Romeo Castellucci’s Go Down, Moses presents a succession of fragmentary, sometimes wordless scenes, played out to a potent soundtrack. Despite being the touchstone of the piece, the figure of Moses never appears; instead, the images on stage are suggestive of ideas and elements taken from the Exodus story: a mother abandoning her newborn, the slavery that has survived the ancient world and continues to hold us captive in other forms, the need for deliverance from the pain and death that life inflicts.

Words are used sparingly, but when they do appear (via surtitles) they are delivered with a raw and poetic beauty.

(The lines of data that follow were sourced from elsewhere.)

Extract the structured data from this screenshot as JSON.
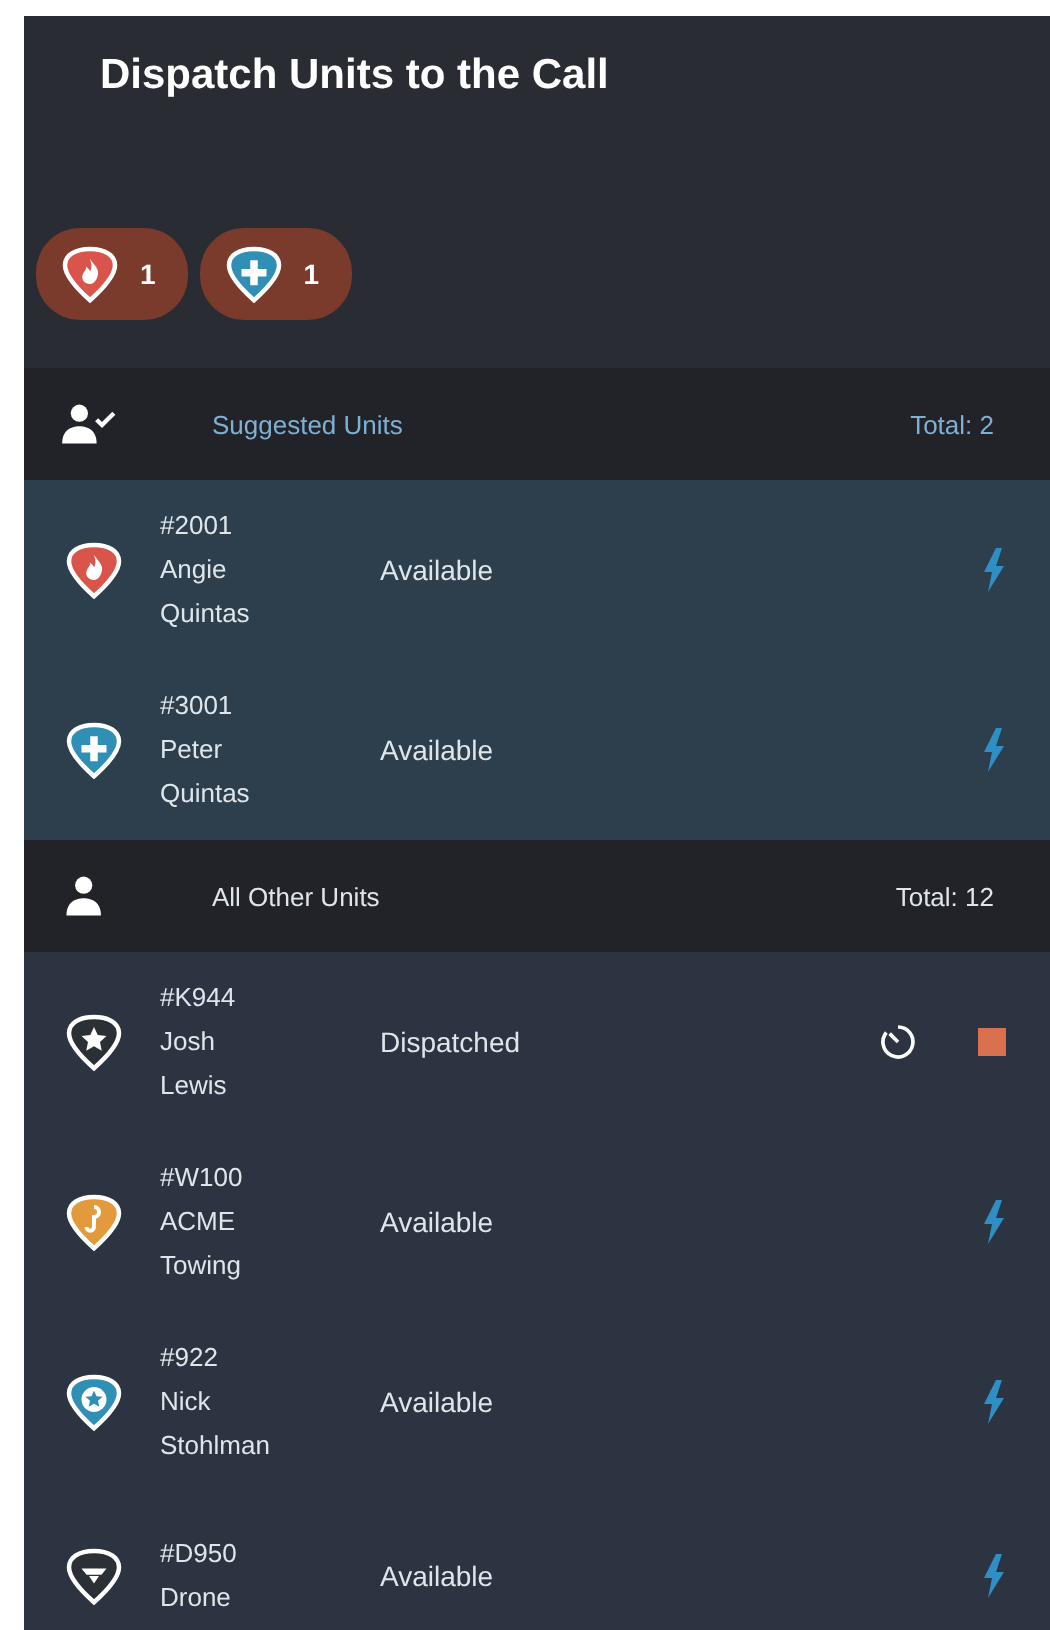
{
  "title": "Dispatch Units to the Call",
  "chips": [
    {
      "kind": "fire",
      "color": "#d9544a",
      "count": "1"
    },
    {
      "kind": "medical",
      "color": "#2f8fb5",
      "count": "1"
    }
  ],
  "sections": [
    {
      "kind": "suggested",
      "label": "Suggested Units",
      "total": "Total: 2",
      "units": [
        {
          "kind": "fire",
          "color": "#d9544a",
          "id": "#2001",
          "name": "Angie Quintas",
          "status": "Available",
          "action": {
            "kind": "dispatch"
          }
        },
        {
          "kind": "medical",
          "color": "#2f8fb5",
          "id": "#3001",
          "name": "Peter Quintas",
          "status": "Available",
          "action": {
            "kind": "dispatch"
          }
        }
      ]
    },
    {
      "kind": "other",
      "label": "All Other Units",
      "total": "Total: 12",
      "units": [
        {
          "kind": "police",
          "color": "#2b2f36",
          "id": "#K944",
          "name": "Josh Lewis",
          "status": "Dispatched",
          "action": {
            "kind": "stop"
          }
        },
        {
          "kind": "tow",
          "color": "#e39a3c",
          "id": "#W100",
          "name": "ACME Towing",
          "status": "Available",
          "action": {
            "kind": "dispatch"
          }
        },
        {
          "kind": "star",
          "color": "#2f8fb5",
          "id": "#922",
          "name": "Nick Stohlman",
          "status": "Available",
          "action": {
            "kind": "dispatch"
          }
        },
        {
          "kind": "drone",
          "color": "#2b2f36",
          "id": "#D950",
          "name": "Drone",
          "status": "Available",
          "action": {
            "kind": "dispatch"
          }
        }
      ]
    }
  ]
}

go-down-moses-2-900x600We start in a vaguely contemporary world with a series of increasingly disturbing images, bringing us eventually to the story of this mother (the only section of the piece resembling conventional narrative) and then concluding with the prehistoric world. The cycle of life and death is shown to be just as basic and affecting in the modern world as in the Stone Age.

This is a technically flawless production. The sets are quite astonishing, allowing the play to shift seamlessly between vignettes, while the music and sound are perfectly matched to each action. Special mention should be made of this soundscape, which is fundamental to the audience experience, alternately prompting us to feel inspired, disconcerted and shocked.

Go Down, Moses is challenging, abstract theatre that demands something of the viewer, leaving us with much to puzzle over. It’s not an easy experience and it won’t be to everybody’s tastes, but the Adelaide Festival isn’t doing its job if it doesn’t try to expand our minds and push a few boundaries. This is certainly a bold and gripping production which does just that.

Go Down, Moses is exclusive to the Adelaide Festival of Arts and will be performed at the Dunstan Playhouse until Sunday 28th February.


Reviewed by Matthew Trainor